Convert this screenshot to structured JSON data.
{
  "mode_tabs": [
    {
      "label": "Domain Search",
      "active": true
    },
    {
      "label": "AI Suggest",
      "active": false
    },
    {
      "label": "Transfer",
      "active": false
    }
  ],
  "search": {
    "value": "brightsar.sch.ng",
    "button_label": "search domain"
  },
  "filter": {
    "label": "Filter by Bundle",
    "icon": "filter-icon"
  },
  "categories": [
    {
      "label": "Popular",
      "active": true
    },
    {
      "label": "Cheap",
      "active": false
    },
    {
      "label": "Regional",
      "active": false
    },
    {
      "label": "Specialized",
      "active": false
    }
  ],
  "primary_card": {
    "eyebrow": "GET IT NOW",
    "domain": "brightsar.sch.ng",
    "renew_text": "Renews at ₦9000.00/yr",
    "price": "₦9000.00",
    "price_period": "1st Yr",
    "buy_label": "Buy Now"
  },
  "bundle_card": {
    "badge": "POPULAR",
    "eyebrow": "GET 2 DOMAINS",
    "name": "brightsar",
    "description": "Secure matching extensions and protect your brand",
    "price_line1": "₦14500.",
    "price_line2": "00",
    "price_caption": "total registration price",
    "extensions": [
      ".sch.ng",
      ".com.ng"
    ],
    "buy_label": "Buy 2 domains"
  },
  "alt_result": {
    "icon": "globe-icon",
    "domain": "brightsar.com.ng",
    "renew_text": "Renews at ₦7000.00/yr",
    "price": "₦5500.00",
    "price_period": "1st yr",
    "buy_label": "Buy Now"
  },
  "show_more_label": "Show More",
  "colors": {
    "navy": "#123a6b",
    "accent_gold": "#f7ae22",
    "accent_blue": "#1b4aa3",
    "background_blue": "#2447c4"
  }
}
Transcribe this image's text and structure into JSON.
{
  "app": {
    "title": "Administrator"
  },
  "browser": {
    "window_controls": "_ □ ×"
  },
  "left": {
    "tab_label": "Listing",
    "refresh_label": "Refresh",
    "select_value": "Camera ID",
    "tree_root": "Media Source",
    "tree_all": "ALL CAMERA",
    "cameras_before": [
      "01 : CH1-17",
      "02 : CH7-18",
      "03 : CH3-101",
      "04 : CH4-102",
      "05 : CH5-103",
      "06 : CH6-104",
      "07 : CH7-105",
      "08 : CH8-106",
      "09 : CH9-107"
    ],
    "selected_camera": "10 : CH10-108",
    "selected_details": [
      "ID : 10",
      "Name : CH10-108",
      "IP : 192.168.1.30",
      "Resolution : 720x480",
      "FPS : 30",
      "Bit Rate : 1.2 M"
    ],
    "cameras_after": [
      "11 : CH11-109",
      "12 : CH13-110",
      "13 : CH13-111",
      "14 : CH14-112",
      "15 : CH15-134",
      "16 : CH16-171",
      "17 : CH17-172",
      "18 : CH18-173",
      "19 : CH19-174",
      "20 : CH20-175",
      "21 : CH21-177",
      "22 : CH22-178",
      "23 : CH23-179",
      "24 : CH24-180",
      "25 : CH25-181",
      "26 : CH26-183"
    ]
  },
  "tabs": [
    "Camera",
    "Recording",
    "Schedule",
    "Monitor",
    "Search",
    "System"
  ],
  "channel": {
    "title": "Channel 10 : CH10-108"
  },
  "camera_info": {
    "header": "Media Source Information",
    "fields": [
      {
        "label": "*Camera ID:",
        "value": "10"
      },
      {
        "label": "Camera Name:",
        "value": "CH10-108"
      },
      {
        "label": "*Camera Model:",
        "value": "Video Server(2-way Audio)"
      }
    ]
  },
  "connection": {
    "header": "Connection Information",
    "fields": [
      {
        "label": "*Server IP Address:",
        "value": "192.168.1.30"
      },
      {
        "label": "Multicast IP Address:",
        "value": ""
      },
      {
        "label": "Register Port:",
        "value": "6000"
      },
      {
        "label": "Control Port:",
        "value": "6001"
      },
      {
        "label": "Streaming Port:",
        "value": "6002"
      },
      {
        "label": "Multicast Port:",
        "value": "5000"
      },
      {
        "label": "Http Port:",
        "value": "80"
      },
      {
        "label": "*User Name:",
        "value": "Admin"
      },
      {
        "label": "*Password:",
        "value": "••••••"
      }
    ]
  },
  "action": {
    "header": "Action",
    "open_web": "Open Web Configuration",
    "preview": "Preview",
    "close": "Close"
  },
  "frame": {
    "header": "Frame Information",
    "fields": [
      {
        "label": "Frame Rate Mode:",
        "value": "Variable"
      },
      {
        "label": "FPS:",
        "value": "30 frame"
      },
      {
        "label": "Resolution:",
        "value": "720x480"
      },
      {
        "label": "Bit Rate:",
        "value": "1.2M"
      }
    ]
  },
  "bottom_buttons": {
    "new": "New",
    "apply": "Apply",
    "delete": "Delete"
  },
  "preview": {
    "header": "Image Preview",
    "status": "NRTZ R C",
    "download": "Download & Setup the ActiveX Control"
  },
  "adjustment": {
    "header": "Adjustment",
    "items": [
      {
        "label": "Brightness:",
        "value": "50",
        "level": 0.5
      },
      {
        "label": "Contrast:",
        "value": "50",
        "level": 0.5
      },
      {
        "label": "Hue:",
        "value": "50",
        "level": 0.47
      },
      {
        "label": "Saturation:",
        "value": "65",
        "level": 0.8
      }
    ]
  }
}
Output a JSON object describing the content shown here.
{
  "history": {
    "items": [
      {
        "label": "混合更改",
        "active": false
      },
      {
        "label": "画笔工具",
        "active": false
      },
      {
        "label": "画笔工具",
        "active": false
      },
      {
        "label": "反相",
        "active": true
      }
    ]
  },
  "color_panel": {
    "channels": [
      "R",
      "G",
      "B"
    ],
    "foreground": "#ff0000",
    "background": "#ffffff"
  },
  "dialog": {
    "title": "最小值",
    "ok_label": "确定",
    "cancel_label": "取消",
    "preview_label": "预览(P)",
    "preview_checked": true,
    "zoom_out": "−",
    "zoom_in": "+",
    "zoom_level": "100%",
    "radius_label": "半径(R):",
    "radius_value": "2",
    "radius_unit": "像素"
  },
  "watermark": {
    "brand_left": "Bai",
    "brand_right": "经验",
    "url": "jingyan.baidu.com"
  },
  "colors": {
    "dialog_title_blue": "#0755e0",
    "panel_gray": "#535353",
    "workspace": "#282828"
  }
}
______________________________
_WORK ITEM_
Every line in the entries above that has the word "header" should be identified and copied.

_EXERCISE OUTPUT_
    "header": "Media Source Information",
    "header": "Connection Information",
    "header": "Action",
    "header": "Frame Information",
    "header": "Image Preview",
    "header": "Adjustment",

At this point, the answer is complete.